On Tuesdays around here we highlight the Toolbox—a full day training program focusing on disciplinary options in dealing with students with disabilities. Today: a case from Massachusetts involving a very bright student who showed promise as a cartoonist. The problem in the eyes of the school administrators was that so many of the cartoons depicted violence aimed at the school.
The case ended up in litigation involving several issues. The parents eventually put the student in a private, sectarian school that did not provide special education services at all. The parents were quite happy with this placement, and even declared to the school that the student “did not need special education at all.” This was surprising in light of the fact that the high school student had been receiving special education services since first grade.

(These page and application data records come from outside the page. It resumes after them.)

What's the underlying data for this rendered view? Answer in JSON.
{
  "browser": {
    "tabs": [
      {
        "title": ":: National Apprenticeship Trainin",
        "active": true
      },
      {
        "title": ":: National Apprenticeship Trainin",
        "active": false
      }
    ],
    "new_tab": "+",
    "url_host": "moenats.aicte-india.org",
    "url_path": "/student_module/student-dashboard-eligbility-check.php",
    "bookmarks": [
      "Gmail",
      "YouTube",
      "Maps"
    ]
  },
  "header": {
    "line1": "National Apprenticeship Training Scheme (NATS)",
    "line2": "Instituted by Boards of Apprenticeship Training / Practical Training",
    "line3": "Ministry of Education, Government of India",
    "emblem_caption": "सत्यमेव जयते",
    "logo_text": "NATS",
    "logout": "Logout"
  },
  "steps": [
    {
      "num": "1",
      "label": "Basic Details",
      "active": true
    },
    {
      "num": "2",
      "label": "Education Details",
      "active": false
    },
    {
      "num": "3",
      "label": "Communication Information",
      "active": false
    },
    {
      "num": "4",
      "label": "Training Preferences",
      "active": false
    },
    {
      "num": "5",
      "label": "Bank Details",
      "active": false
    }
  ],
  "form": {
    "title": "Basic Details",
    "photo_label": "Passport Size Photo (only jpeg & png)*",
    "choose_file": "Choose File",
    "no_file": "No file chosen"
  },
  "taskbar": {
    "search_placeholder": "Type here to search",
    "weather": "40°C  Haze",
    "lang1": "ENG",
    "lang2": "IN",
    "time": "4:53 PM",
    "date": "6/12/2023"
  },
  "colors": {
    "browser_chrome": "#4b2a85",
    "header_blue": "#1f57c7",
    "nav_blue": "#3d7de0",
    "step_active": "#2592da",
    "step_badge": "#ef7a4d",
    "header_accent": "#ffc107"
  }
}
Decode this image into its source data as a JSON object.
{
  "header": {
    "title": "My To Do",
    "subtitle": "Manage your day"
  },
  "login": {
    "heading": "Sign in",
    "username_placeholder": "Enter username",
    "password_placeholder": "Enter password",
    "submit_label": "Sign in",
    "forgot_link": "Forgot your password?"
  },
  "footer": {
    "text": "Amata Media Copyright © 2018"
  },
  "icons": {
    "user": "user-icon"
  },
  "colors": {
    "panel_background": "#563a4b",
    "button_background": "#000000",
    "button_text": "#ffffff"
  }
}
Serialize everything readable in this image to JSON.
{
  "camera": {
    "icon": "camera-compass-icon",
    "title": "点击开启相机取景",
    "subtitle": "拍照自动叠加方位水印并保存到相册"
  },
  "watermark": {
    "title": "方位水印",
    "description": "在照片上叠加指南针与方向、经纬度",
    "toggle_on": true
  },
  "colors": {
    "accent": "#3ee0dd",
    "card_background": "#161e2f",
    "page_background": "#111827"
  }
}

Even more surprising, the parents sought tuition reimbursement. Hmmm. They want to be reimbursed for special education services at a school that did not provide such services and for a student that no longer needed them. Sharp readers (recent surveys show this term applies to 97.1% of Daily Dawg subscribers) will quickly surmise that the parents are not going to succeed with that argument. And they did not. The court held that the public school did not have to pay for the private placement.
That part of the case is a routine tuition reimbursement case. But the parents raised other arguments, and that’s’ what makes this case Dawg-worthy. The parents alleged that by “seizing” the boy’s notebook against his will to inspect his drawings, the school officials violated the 4th Amendment. They further alleged that by punishing the student for the content of some of the cartoons, the school officials violated the 1st Amendment guarantee of free speech.
Thus this case begins with a very routine incident in the school—i.e., an administrator tells the student to hand over that notebook that he’s been drawing in at school. The student does so, reluctantly. The administrator is alarmed by what she sees. Disciplinary action follows. Sometime later a lawyer alleges that this was an unconstitutional “seizure” and the school officials should be held personally liable.
The court rejected that argument, applying the familiar notion that searches in the school setting are judged by overall reasonableness. Here, the court held that the school officials acted reasonably. They had a reason to want to see what the student was drawing; they handled the situation without an undue incursion into the student’s privacy. As far as the 1st Amendment, the court said this:
In light of [the student’s] behavioral history and his essay, the drawings were, to say the least, concerning. They portray an “epic” battle involving guns against teachers at [the school], where the “final battle” was “win or die.” It was perfectly reasonable for [the principal] and [special education director] to conclude that [the student’s] drawings, whether they were explicitly shared with another student or not, would cause disruption in the school.
In the Toolbox training, we emphasize that the special protections that students with disabilities enjoy come on top of the due process and other constitutional protections enjoyed by all students. The first step toward taking disciplinary action that comports with the special education laws is to make sure you comply with the general laws, such as the Constitution. In the case of E.T. v. Bureau of Special Education Appeals, the school officials did just that. The case was decided by the federal court for Massachusetts on March 11, 2016. We found it at 67 IDELR 118.
If you are interested in Toolbox training, let me know!
DAWG BONE: A ROUTINE INCIDENT IN SCHOOL CAN END UP AS A BATTLE OVER THE CONSTITUTION.
File this one under: SPECIAL EDUCATION DISCIPLINE
TOMORROW: CAN I GET A WHOLE YEAR OFF AS A “REASONABLE ACCOMMODATION”?